This witness explained how the entry was made extending petitioner's status until eligibles were appointed. Memorandums were sent to members of the Civil Service Commission, and to the chief of the division of personnel and organization, asking for the approval of various temporary authorizations, including petitioner. That memorandum was returned with the approval of two members of the commission, and inasmuch as Mr. Kroeger was acting for Mr. Brownrigg, the chief of the division of personnel and organization, notice of the request was, presumably at least, given Mr. Brownrigg. Then, as the witness stated, “* * * acting upon the informal approval of the members, the entry was made on the card.”
Mr. Kroeger also testified that after examining the records and checking the status, as his department was commanded to do by the Civil Service Act, St.1913, p. 1035 et seq., as amended, Mr. Nilsson was found qualified, and so noted the fact on the roster. It was upon such undisputed evidence the trial court found that petitioner was the lawful holder of his position, and had been for six months prior thereto, and had obtained civil service status, a finding we believe fully supported by the evidence, and in accordance with law.
Furthermore, it is argued by petitioner that he was never lawfully dismissed from his position in the state service. The letter hereinbefore referred to from the director of the Department of Agriculture to Mr. Levers, did not vest in him the power of dismissal, but apparently related only to the work of the accounting office, and contained no statement conferring general authority to act in any manner of appointment or dismissal. In Garvin v. Chambers, 195 Cal. 212, 232 P. 696, the court laid down the rule which holds that procedure for dismissal must be strictly followed to be effective, a principle which has been frequently repeated, and therefore, petitioner having acquired the status of a probationer was entitled to have the statutory procedure for dismissal strictly followed. The Civil Service Act, § 9, St.1913, p. 1041, which provides the method of procedure for dismissal of a probationer, reads: “Unless such appointee shall have been dismissed within such probationary period by the appointing power, for reasons stated in writing and filed with the commission, his appointment shall become permanent, subject to the provisions of this act as to removals, suspensions and changes.”
As to what constitutes reasons as referred to in section 9 of the act, we find in rule 9, section I, of the Civil Service Commission: “If during the probationary period the conduct or capacity of the probationer has not been satisfactory to the appointing power, the probationer may be dismissed in the discretion of the appointing power, and the appointing power shall inform the executive member of the commission in writing of the reasons for such dismissal.”
Here we find no reasons relating to the conduct or capacity of the petitioner stated in writing as a ground for dismissal.
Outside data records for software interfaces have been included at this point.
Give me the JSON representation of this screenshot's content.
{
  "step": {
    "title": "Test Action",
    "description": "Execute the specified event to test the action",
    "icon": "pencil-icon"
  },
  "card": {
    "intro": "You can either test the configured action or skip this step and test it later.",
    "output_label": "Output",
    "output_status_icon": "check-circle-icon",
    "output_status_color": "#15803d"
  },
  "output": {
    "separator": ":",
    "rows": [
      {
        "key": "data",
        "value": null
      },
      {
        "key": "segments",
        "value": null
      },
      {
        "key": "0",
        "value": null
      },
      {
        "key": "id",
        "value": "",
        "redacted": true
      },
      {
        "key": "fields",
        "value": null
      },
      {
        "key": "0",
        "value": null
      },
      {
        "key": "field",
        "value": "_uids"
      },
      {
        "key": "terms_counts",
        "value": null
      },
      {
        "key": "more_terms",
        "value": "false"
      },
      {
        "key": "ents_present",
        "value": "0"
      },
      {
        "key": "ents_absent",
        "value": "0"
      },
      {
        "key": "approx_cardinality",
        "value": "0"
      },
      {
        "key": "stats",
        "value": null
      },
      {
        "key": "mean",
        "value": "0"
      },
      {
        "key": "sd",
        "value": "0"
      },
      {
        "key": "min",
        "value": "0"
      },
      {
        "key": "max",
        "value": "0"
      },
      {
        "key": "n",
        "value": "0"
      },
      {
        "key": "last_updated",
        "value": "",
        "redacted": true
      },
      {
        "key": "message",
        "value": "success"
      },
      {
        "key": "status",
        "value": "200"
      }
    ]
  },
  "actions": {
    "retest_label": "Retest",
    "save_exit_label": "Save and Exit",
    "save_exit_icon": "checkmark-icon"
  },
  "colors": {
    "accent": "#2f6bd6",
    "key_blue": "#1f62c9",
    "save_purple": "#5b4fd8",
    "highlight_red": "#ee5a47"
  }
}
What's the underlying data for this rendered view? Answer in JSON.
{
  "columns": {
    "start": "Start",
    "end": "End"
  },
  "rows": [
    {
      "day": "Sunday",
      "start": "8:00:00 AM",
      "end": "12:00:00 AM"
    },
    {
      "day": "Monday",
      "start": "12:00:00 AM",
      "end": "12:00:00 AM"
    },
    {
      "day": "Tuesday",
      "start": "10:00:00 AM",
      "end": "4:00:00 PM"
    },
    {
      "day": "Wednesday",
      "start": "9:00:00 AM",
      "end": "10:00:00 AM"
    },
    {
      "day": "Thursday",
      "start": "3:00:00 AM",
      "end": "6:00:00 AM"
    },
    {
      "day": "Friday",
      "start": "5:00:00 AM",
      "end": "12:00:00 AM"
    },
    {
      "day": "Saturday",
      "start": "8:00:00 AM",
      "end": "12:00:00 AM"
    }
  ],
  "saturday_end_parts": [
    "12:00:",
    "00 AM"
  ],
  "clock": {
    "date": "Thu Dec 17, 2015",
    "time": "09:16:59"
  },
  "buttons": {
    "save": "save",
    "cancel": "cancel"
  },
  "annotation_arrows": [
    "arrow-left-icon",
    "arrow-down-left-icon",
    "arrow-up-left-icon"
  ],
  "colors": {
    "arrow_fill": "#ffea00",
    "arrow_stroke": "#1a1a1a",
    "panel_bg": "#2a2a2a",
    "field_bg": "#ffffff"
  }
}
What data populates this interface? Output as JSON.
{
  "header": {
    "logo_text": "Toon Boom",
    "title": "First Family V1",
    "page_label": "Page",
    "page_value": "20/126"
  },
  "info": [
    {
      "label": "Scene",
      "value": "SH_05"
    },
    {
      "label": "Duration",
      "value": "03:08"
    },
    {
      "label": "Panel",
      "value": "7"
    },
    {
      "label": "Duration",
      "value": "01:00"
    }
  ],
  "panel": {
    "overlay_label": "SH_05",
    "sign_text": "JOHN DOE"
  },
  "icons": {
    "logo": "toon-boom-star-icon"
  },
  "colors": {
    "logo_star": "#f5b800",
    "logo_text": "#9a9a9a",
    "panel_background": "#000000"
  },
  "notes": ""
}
In fact, the record discloses no reason that could be given for such dismissal.
As to the question of laches advanced by appellant, the findings of the trial court are against such contentions, and having in mind the rule as laid down in the case of La Shells v. Hench, 98 Cal.App. 6, 276 P. 377, we believe that no laches has been or can be shown.
For the reasons stated, therefore, the judgment of the trial court should be affirmed, and it is so ordered.
Mr. Presiding Justice PULLEN delivered the opinion of the court.
We concur: THOMPSON, J.; PLUMMER, J.